In partnership with: The Friends of the Utah Avalanche Center, Utah Department of Public Safety Division of Comprehensive Emergency Management,
Monday, March 15, 2004, 7:30 am
morning, this is Drew Hardesty with the
Skies are mostly clear and mountain temperatures dropped into the mid-twenties at the higher elevations with only a marginal refreeze below 8500’. As advertised, the northwesterly winds jumped overnight into the 30’s and 40’s and should remain in the moderate to strong category through the day.
With only a marginal refreeze at the mid elevations, the pendulum will likely swing from supportable corn to bottomless soggy snow earlier than the past couple days. At the same time, be on the lookout for shallow snowpack areas whose only strength – without a solid mid-pack - is the refrozen surface. Similarly, on the northerly slopes, avoid rocky thin snowpack areas with wind slab over weak sugary snow – the set up that caught an unwary backcountry traveler on Saturday. When using your ski or probe pole, both of these will feel like “something over nothing”. Collapsing in the corn snow will also be a sign to avoid the nearby steep slopes.
Line for the Wasatch Range, including the

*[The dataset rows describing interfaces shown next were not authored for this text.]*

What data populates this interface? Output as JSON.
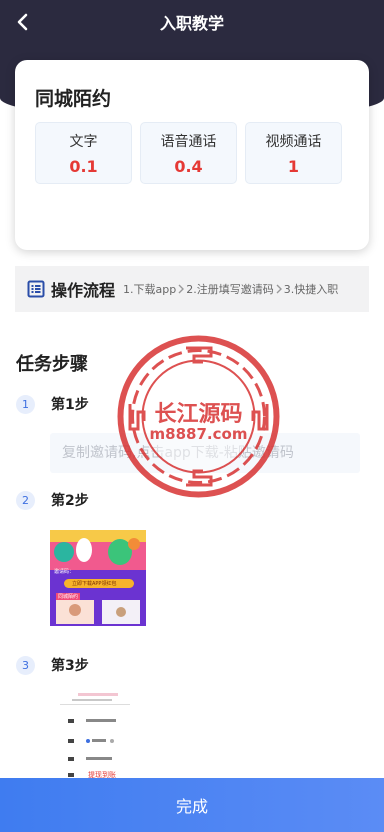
{
  "header": {
    "title": "入职教学"
  },
  "card": {
    "title": "同城陌约",
    "prices": [
      {
        "label": "文字",
        "value": "0.1"
      },
      {
        "label": "语音通话",
        "value": "0.4"
      },
      {
        "label": "视频通话",
        "value": "1"
      }
    ]
  },
  "process": {
    "title": "操作流程",
    "steps": [
      "1.下载app",
      "2.注册填写邀请码",
      "3.快捷入职"
    ]
  },
  "tasks": {
    "title": "任务步骤",
    "steps": [
      {
        "num": "1",
        "label": "第1步"
      },
      {
        "num": "2",
        "label": "第2步"
      },
      {
        "num": "3",
        "label": "第3步"
      }
    ],
    "code_placeholder": "复制邀请码,点击app下载-粘贴邀请码"
  },
  "screenshot2": {
    "promo_label": "邀请码：",
    "promo_button": "立即下载APP领红包",
    "tag": "同城陌约"
  },
  "screenshot3": {
    "red_text": "提现到账"
  },
  "watermark": {
    "name": "长江源码",
    "url": "m8887.com"
  },
  "footer": {
    "done_label": "完成"
  },
  "colors": {
    "header": "#2b2a3f",
    "price": "#e53935",
    "accent": "#3d6fe0",
    "watermark": "#d62b2b"
  }
}
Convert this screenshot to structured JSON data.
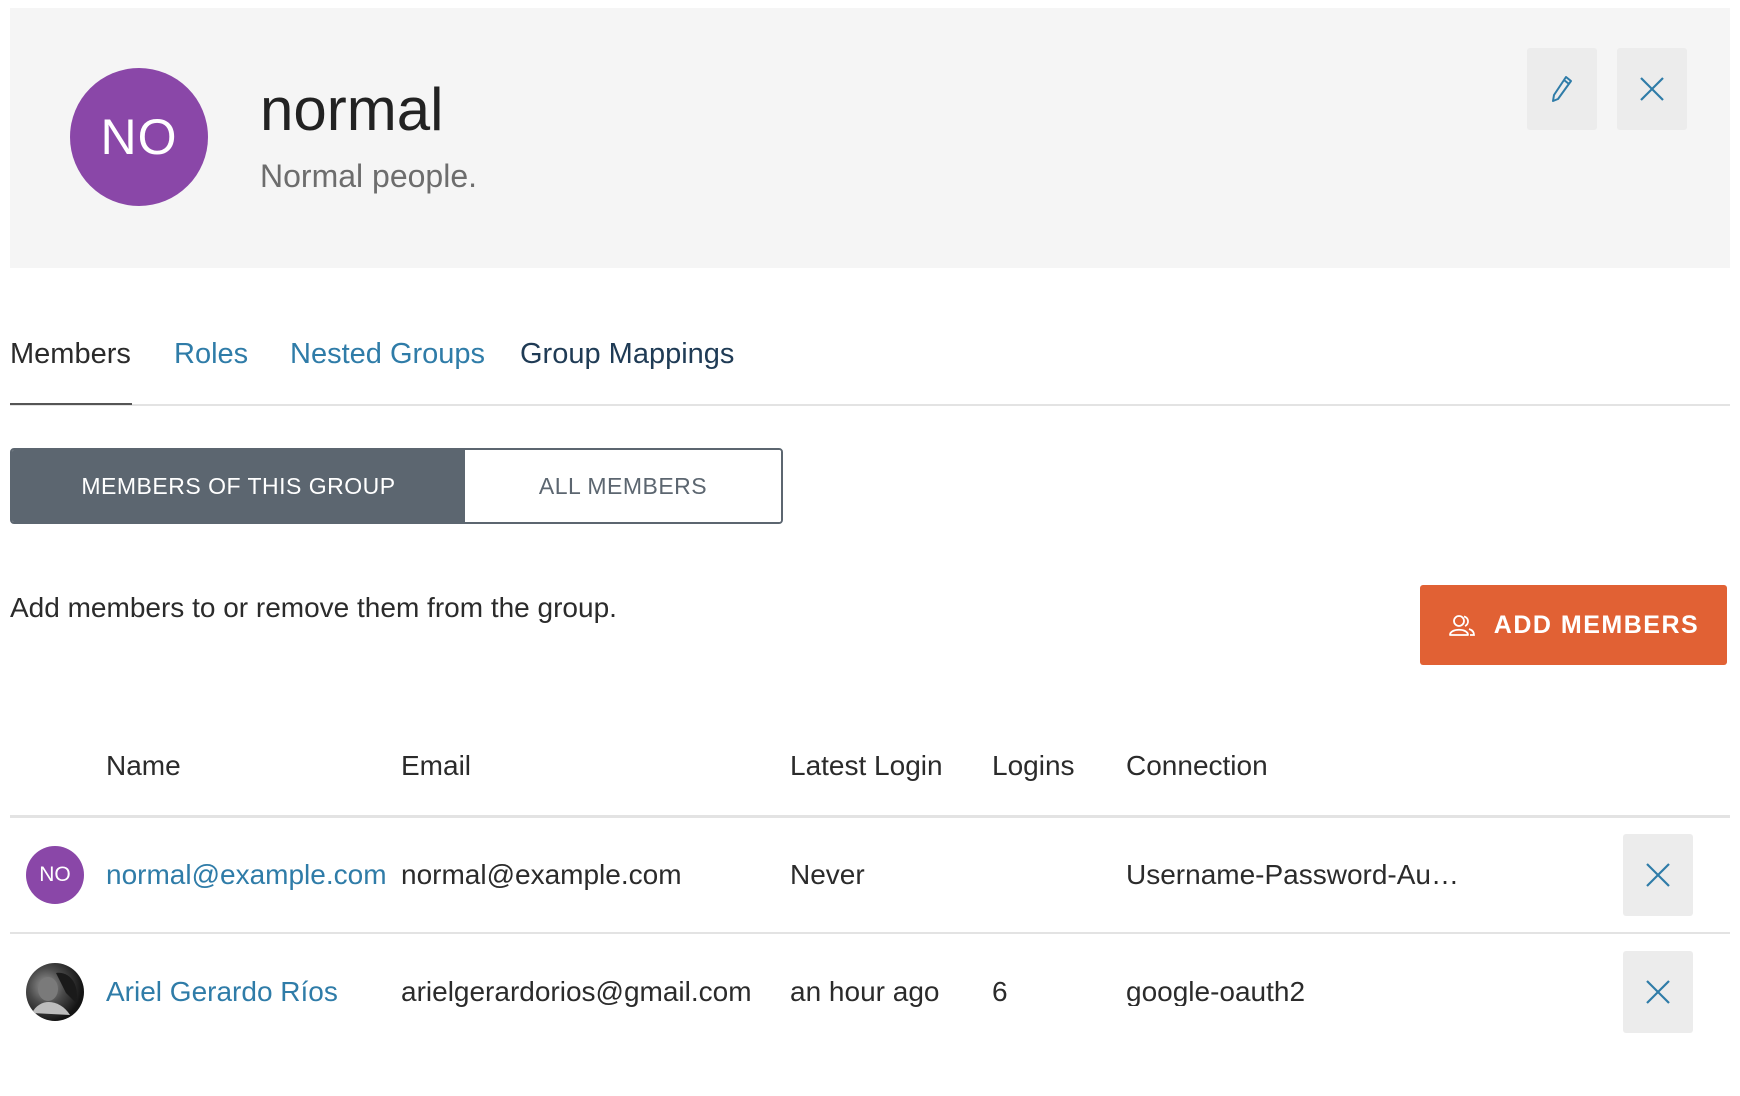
{
  "group": {
    "initials": "NO",
    "name": "normal",
    "description": "Normal people.",
    "avatar_color": "#8a47a8"
  },
  "header_actions": {
    "edit_icon": "pencil-icon",
    "close_icon": "close-icon"
  },
  "tabs": [
    {
      "label": "Members",
      "active": true
    },
    {
      "label": "Roles",
      "active": false
    },
    {
      "label": "Nested Groups",
      "active": false
    },
    {
      "label": "Group Mappings",
      "active": false
    }
  ],
  "segments": {
    "members_of_group": "MEMBERS OF THIS GROUP",
    "all_members": "ALL MEMBERS",
    "selected": "MEMBERS OF THIS GROUP"
  },
  "helper_text": "Add members to or remove them from the group.",
  "add_button": {
    "label": "ADD MEMBERS",
    "icon": "users-icon",
    "color": "#e16134"
  },
  "table": {
    "columns": [
      "Name",
      "Email",
      "Latest Login",
      "Logins",
      "Connection"
    ],
    "rows": [
      {
        "avatar_initials": "NO",
        "avatar_color": "#8a47a8",
        "name": "normal@example.com",
        "email": "normal@example.com",
        "latest_login": "Never",
        "logins": "",
        "connection": "Username-Password-Authentication"
      },
      {
        "avatar_initials": "",
        "avatar_type": "photo",
        "name": "Ariel Gerardo Ríos",
        "email": "arielgerardorios@gmail.com",
        "latest_login": "an hour ago",
        "logins": "6",
        "connection": "google-oauth2"
      }
    ]
  }
}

The avalanche danger is LOW this morning. With daytime heating, the danger may rise to MODERATE on some steep sun exposed slopes and at mid and lower elevations.
We’ll have mostly sunny skies with 8000’ highs at 40 degrees with 10,000’ temps in the low twenties. Winds will be northwesterly in the 20-30mph range. Northern Utah will be under a breezy northwesterly flow through Wednesday, when the flow shifts to the southwest ahead of what may be record breaking temps by the weekend. Yuk.
For specific digital forecasts for the
Yesterday, the Wasatch Powderbird Guides flew a single run in AF; if they get out today, they’ll be in AF and Snake Creek.
If you are getting into the backcountry, please give us a call and let us know what you’re seeing, especially if you trigger an avalanche. You can leave a message at 524-5304 or 1-800-662-4140. Or you can e-mail an observation to [email protected] .org, or you can fax an observation to 801-524-6301.
The information in this advisory is from the U.S. Forest Service, which is solely responsible for its content. This advisory describes general avalanche conditions and local variations always occur.
Andrew McLean will update this advisory Tuesday morning.
Thanks for calling.